Component data from apps and pages:
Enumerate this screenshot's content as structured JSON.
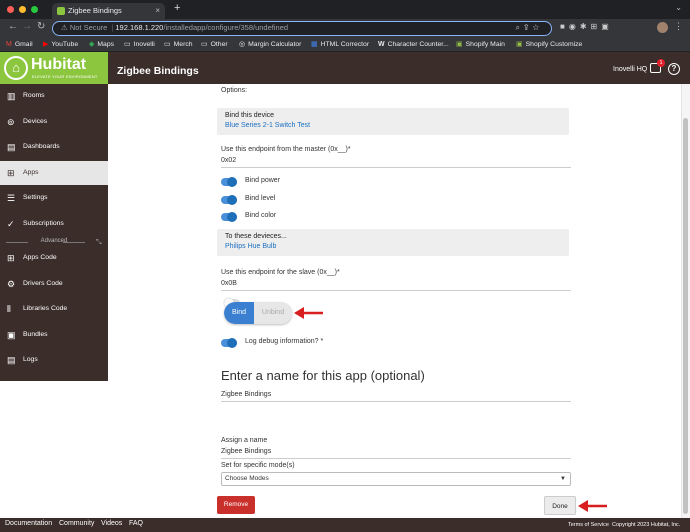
{
  "browser": {
    "tab_title": "Zigbee Bindings",
    "close_glyph": "×",
    "new_tab_glyph": "+",
    "not_secure": "Not Secure",
    "url_host": "192.168.1.220",
    "url_path": "/installedapp/configure/358/undefined",
    "bookmarks": [
      "Gmail",
      "YouTube",
      "Maps",
      "Inovelli",
      "Merch",
      "Other",
      "Margin Calculator",
      "HTML Corrector",
      "Character Counter...",
      "Shopify Main",
      "Shopify Customize"
    ]
  },
  "header": {
    "brand": "Hubitat",
    "tagline": "ELEVATE YOUR ENVIRONMENT",
    "title": "Zigbee Bindings",
    "hub_name": "Inovelli HQ",
    "notification_count": "1",
    "help_glyph": "?"
  },
  "sidebar": {
    "items": [
      {
        "label": "Rooms",
        "icon": "rooms-icon"
      },
      {
        "label": "Devices",
        "icon": "devices-icon"
      },
      {
        "label": "Dashboards",
        "icon": "dashboards-icon"
      },
      {
        "label": "Apps",
        "icon": "apps-icon"
      },
      {
        "label": "Settings",
        "icon": "settings-icon"
      },
      {
        "label": "Subscriptions",
        "icon": "subscriptions-icon"
      },
      {
        "label": "Apps Code",
        "icon": "apps-code-icon"
      },
      {
        "label": "Drivers Code",
        "icon": "drivers-code-icon"
      },
      {
        "label": "Libraries Code",
        "icon": "libraries-code-icon"
      },
      {
        "label": "Bundles",
        "icon": "bundles-icon"
      },
      {
        "label": "Logs",
        "icon": "logs-icon"
      }
    ],
    "active": "Apps",
    "advanced_label": "Advanced"
  },
  "form": {
    "options_label": "Options:",
    "bind_device_title": "Bind this device",
    "bind_device_value": "Blue Series 2-1 Switch Test",
    "master_endpoint_label": "Use this endpoint from the master (0x__)*",
    "master_endpoint_value": "0x02",
    "bind_power_label": "Bind power",
    "bind_level_label": "Bind level",
    "bind_color_label": "Bind color",
    "target_devices_title": "To these devieces...",
    "target_devices_value": "Philips Hue Bulb",
    "slave_endpoint_label": "Use this endpoint for the slave (0x__)*",
    "slave_endpoint_value": "0x0B",
    "bind_button": "Bind",
    "unbind_button": "Unbind",
    "log_debug_label": "Log debug information? *",
    "app_name_heading": "Enter a name for this app (optional)",
    "app_name_value": "Zigbee Bindings",
    "assign_name_label": "Assign a name",
    "assign_name_value": "Zigbee Bindings",
    "modes_label": "Set for specific mode(s)",
    "modes_placeholder": "Choose Modes",
    "remove_button": "Remove",
    "done_button": "Done"
  },
  "footer": {
    "links": [
      "Documentation",
      "Community",
      "Videos",
      "FAQ"
    ],
    "terms": "Terms of Service",
    "copyright": "Copyright 2023 Hubitat, Inc."
  },
  "colors": {
    "brand_green": "#8cc63f",
    "header_brown": "#3a2d2a",
    "toggle_blue": "#1e6fb8",
    "remove_red": "#c9302c",
    "annotation_arrow": "#d81e1e"
  }
}
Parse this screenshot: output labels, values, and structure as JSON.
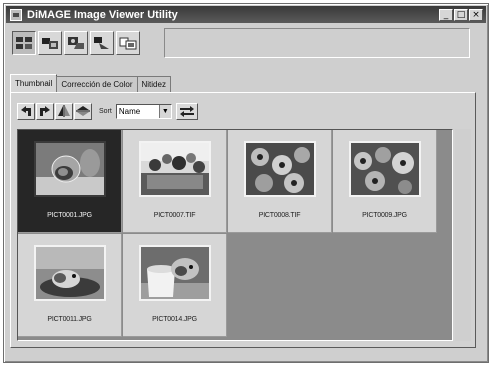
{
  "window": {
    "title": "DiMAGE Image Viewer Utility",
    "controls": {
      "minimize": "_",
      "maximize": "□",
      "close": "×"
    }
  },
  "toolbar": {
    "buttons": [
      {
        "icon": "thumbnail-view-icon",
        "pressed": true
      },
      {
        "icon": "color-correction-icon",
        "pressed": false
      },
      {
        "icon": "color-tone-icon",
        "pressed": false
      },
      {
        "icon": "sharpness-icon",
        "pressed": false
      },
      {
        "icon": "print-icon",
        "pressed": false
      }
    ]
  },
  "tabs": [
    {
      "label": "Thumbnail",
      "active": true
    },
    {
      "label": "Corrección de Color",
      "active": false
    },
    {
      "label": "Nitidez",
      "active": false
    }
  ],
  "panel_toolbar": {
    "rotate_left_icon": "rotate-left-icon",
    "rotate_right_icon": "rotate-right-icon",
    "flip_horizontal_icon": "flip-horizontal-icon",
    "flip_vertical_icon": "flip-vertical-icon",
    "sort_label": "Sort",
    "sort_value": "Name",
    "sort_order_icon": "sort-order-icon"
  },
  "thumbnails": [
    {
      "filename": "PICT0001.JPG",
      "selected": true,
      "subject": "hamster"
    },
    {
      "filename": "PICT0007.TIF",
      "selected": false,
      "subject": "flowers-pot"
    },
    {
      "filename": "PICT0008.TIF",
      "selected": false,
      "subject": "pansies"
    },
    {
      "filename": "PICT0009.JPG",
      "selected": false,
      "subject": "pansies"
    },
    {
      "filename": "PICT0011.JPG",
      "selected": false,
      "subject": "hamster-bowl"
    },
    {
      "filename": "PICT0014.JPG",
      "selected": false,
      "subject": "hamster-cup"
    }
  ]
}
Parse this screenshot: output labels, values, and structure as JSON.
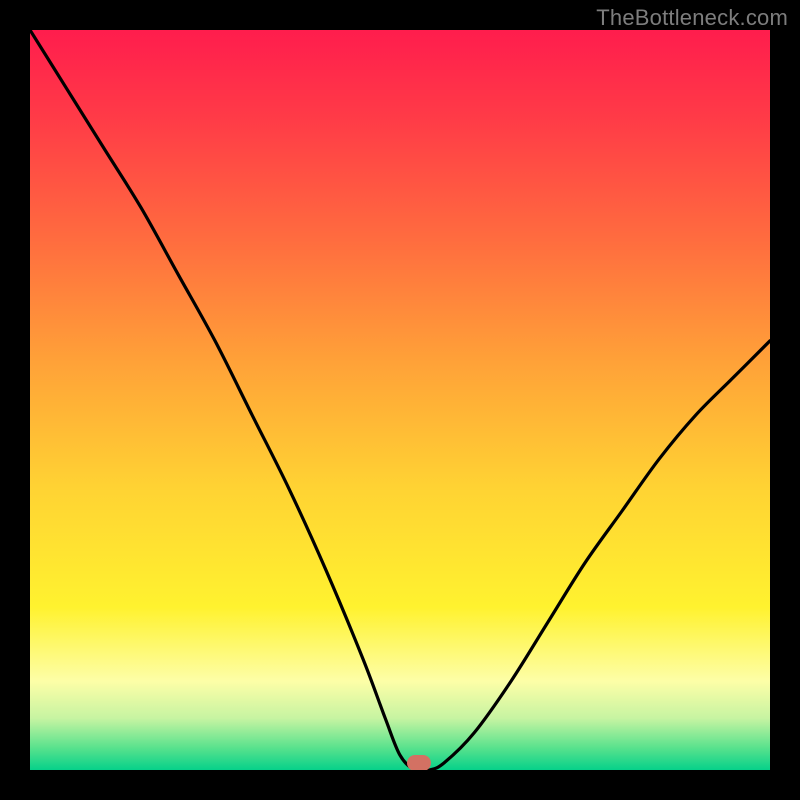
{
  "watermark": "TheBottleneck.com",
  "marker": {
    "x_pct": 52.5,
    "y_pct": 99.0
  },
  "chart_data": {
    "type": "line",
    "title": "",
    "xlabel": "",
    "ylabel": "",
    "xlim": [
      0,
      100
    ],
    "ylim": [
      0,
      100
    ],
    "grid": false,
    "legend": false,
    "annotations": [
      "TheBottleneck.com"
    ],
    "series": [
      {
        "name": "bottleneck-curve",
        "x": [
          0,
          5,
          10,
          15,
          20,
          25,
          30,
          35,
          40,
          45,
          48,
          50,
          52,
          54,
          56,
          60,
          65,
          70,
          75,
          80,
          85,
          90,
          95,
          100
        ],
        "y": [
          100,
          92,
          84,
          76,
          67,
          58,
          48,
          38,
          27,
          15,
          7,
          2,
          0,
          0,
          1,
          5,
          12,
          20,
          28,
          35,
          42,
          48,
          53,
          58
        ]
      }
    ],
    "background_gradient_stops": [
      {
        "pos": 0.0,
        "color": "#ff1d4d"
      },
      {
        "pos": 0.12,
        "color": "#ff3b47"
      },
      {
        "pos": 0.28,
        "color": "#ff6b3f"
      },
      {
        "pos": 0.45,
        "color": "#ffa238"
      },
      {
        "pos": 0.62,
        "color": "#ffd333"
      },
      {
        "pos": 0.78,
        "color": "#fff22f"
      },
      {
        "pos": 0.88,
        "color": "#fdfea7"
      },
      {
        "pos": 0.93,
        "color": "#c7f4a2"
      },
      {
        "pos": 0.97,
        "color": "#59e28d"
      },
      {
        "pos": 1.0,
        "color": "#06d18a"
      }
    ],
    "marker_point": {
      "x": 52.5,
      "y": 0
    }
  }
}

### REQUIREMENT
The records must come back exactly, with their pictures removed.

### TASK RESPONSE
Enumerate this screenshot's content as structured JSON.
{
  "browser": {
    "tab_title": "Zigbee Bindings",
    "close_glyph": "×",
    "new_tab_glyph": "+",
    "not_secure": "Not Secure",
    "url_host": "192.168.1.220",
    "url_path": "/installedapp/configure/358/undefined",
    "bookmarks": [
      "Gmail",
      "YouTube",
      "Maps",
      "Inovelli",
      "Merch",
      "Other",
      "Margin Calculator",
      "HTML Corrector",
      "Character Counter...",
      "Shopify Main",
      "Shopify Customize"
    ]
  },
  "header": {
    "brand": "Hubitat",
    "tagline": "ELEVATE YOUR ENVIRONMENT",
    "title": "Zigbee Bindings",
    "hub_name": "Inovelli HQ",
    "notification_count": "1",
    "help_glyph": "?"
  },
  "sidebar": {
    "items": [
      {
        "label": "Rooms",
        "icon": "rooms-icon"
      },
      {
        "label": "Devices",
        "icon": "devices-icon"
      },
      {
        "label": "Dashboards",
        "icon": "dashboards-icon"
      },
      {
        "label": "Apps",
        "icon": "apps-icon"
      },
      {
        "label": "Settings",
        "icon": "settings-icon"
      },
      {
        "label": "Subscriptions",
        "icon": "subscriptions-icon"
      },
      {
        "label": "Apps Code",
        "icon": "apps-code-icon"
      },
      {
        "label": "Drivers Code",
        "icon": "drivers-code-icon"
      },
      {
        "label": "Libraries Code",
        "icon": "libraries-code-icon"
      },
      {
        "label": "Bundles",
        "icon": "bundles-icon"
      },
      {
        "label": "Logs",
        "icon": "logs-icon"
      }
    ],
    "active": "Apps",
    "advanced_label": "Advanced"
  },
  "form": {
    "options_label": "Options:",
    "bind_device_title": "Bind this device",
    "bind_device_value": "Blue Series 2-1 Switch Test",
    "master_endpoint_label": "Use this endpoint from the master (0x__)*",
    "master_endpoint_value": "0x02",
    "bind_power_label": "Bind power",
    "bind_level_label": "Bind level",
    "bind_color_label": "Bind color",
    "target_devices_title": "To these devieces...",
    "target_devices_value": "Philips Hue Bulb",
    "slave_endpoint_label": "Use this endpoint for the slave (0x__)*",
    "slave_endpoint_value": "0x0B",
    "bind_button": "Bind",
    "unbind_button": "Unbind",
    "log_debug_label": "Log debug information? *",
    "app_name_heading": "Enter a name for this app (optional)",
    "app_name_value": "Zigbee Bindings",
    "assign_name_label": "Assign a name",
    "assign_name_value": "Zigbee Bindings",
    "modes_label": "Set for specific mode(s)",
    "modes_placeholder": "Choose Modes",
    "remove_button": "Remove",
    "done_button": "Done"
  },
  "footer": {
    "links": [
      "Documentation",
      "Community",
      "Videos",
      "FAQ"
    ],
    "terms": "Terms of Service",
    "copyright": "Copyright 2023 Hubitat, Inc."
  },
  "colors": {
    "brand_green": "#8cc63f",
    "header_brown": "#3a2d2a",
    "toggle_blue": "#1e6fb8",
    "remove_red": "#c9302c",
    "annotation_arrow": "#d81e1e"
  }
}
Parse this screenshot: output labels, values, and structure as JSON.
{
  "window": {
    "title": "DiMAGE Image Viewer Utility",
    "controls": {
      "minimize": "_",
      "maximize": "□",
      "close": "×"
    }
  },
  "toolbar": {
    "buttons": [
      {
        "icon": "thumbnail-view-icon",
        "pressed": true
      },
      {
        "icon": "color-correction-icon",
        "pressed": false
      },
      {
        "icon": "color-tone-icon",
        "pressed": false
      },
      {
        "icon": "sharpness-icon",
        "pressed": false
      },
      {
        "icon": "print-icon",
        "pressed": false
      }
    ]
  },
  "tabs": [
    {
      "label": "Thumbnail",
      "active": true
    },
    {
      "label": "Corrección de Color",
      "active": false
    },
    {
      "label": "Nitidez",
      "active": false
    }
  ],
  "panel_toolbar": {
    "rotate_left_icon": "rotate-left-icon",
    "rotate_right_icon": "rotate-right-icon",
    "flip_horizontal_icon": "flip-horizontal-icon",
    "flip_vertical_icon": "flip-vertical-icon",
    "sort_label": "Sort",
    "sort_value": "Name",
    "sort_order_icon": "sort-order-icon"
  },
  "thumbnails": [
    {
      "filename": "PICT0001.JPG",
      "selected": true,
      "subject": "hamster"
    },
    {
      "filename": "PICT0007.TIF",
      "selected": false,
      "subject": "flowers-pot"
    },
    {
      "filename": "PICT0008.TIF",
      "selected": false,
      "subject": "pansies"
    },
    {
      "filename": "PICT0009.JPG",
      "selected": false,
      "subject": "pansies"
    },
    {
      "filename": "PICT0011.JPG",
      "selected": false,
      "subject": "hamster-bowl"
    },
    {
      "filename": "PICT0014.JPG",
      "selected": false,
      "subject": "hamster-cup"
    }
  ]
}
Parse this screenshot: output labels, values, and structure as JSON.
{
  "watermark": "TheBottleneck.com",
  "marker": {
    "x_pct": 52.5,
    "y_pct": 99.0
  },
  "chart_data": {
    "type": "line",
    "title": "",
    "xlabel": "",
    "ylabel": "",
    "xlim": [
      0,
      100
    ],
    "ylim": [
      0,
      100
    ],
    "grid": false,
    "legend": false,
    "annotations": [
      "TheBottleneck.com"
    ],
    "series": [
      {
        "name": "bottleneck-curve",
        "x": [
          0,
          5,
          10,
          15,
          20,
          25,
          30,
          35,
          40,
          45,
          48,
          50,
          52,
          54,
          56,
          60,
          65,
          70,
          75,
          80,
          85,
          90,
          95,
          100
        ],
        "y": [
          100,
          92,
          84,
          76,
          67,
          58,
          48,
          38,
          27,
          15,
          7,
          2,
          0,
          0,
          1,
          5,
          12,
          20,
          28,
          35,
          42,
          48,
          53,
          58
        ]
      }
    ],
    "background_gradient_stops": [
      {
        "pos": 0.0,
        "color": "#ff1d4d"
      },
      {
        "pos": 0.12,
        "color": "#ff3b47"
      },
      {
        "pos": 0.28,
        "color": "#ff6b3f"
      },
      {
        "pos": 0.45,
        "color": "#ffa238"
      },
      {
        "pos": 0.62,
        "color": "#ffd333"
      },
      {
        "pos": 0.78,
        "color": "#fff22f"
      },
      {
        "pos": 0.88,
        "color": "#fdfea7"
      },
      {
        "pos": 0.93,
        "color": "#c7f4a2"
      },
      {
        "pos": 0.97,
        "color": "#59e28d"
      },
      {
        "pos": 1.0,
        "color": "#06d18a"
      }
    ],
    "marker_point": {
      "x": 52.5,
      "y": 0
    }
  }
}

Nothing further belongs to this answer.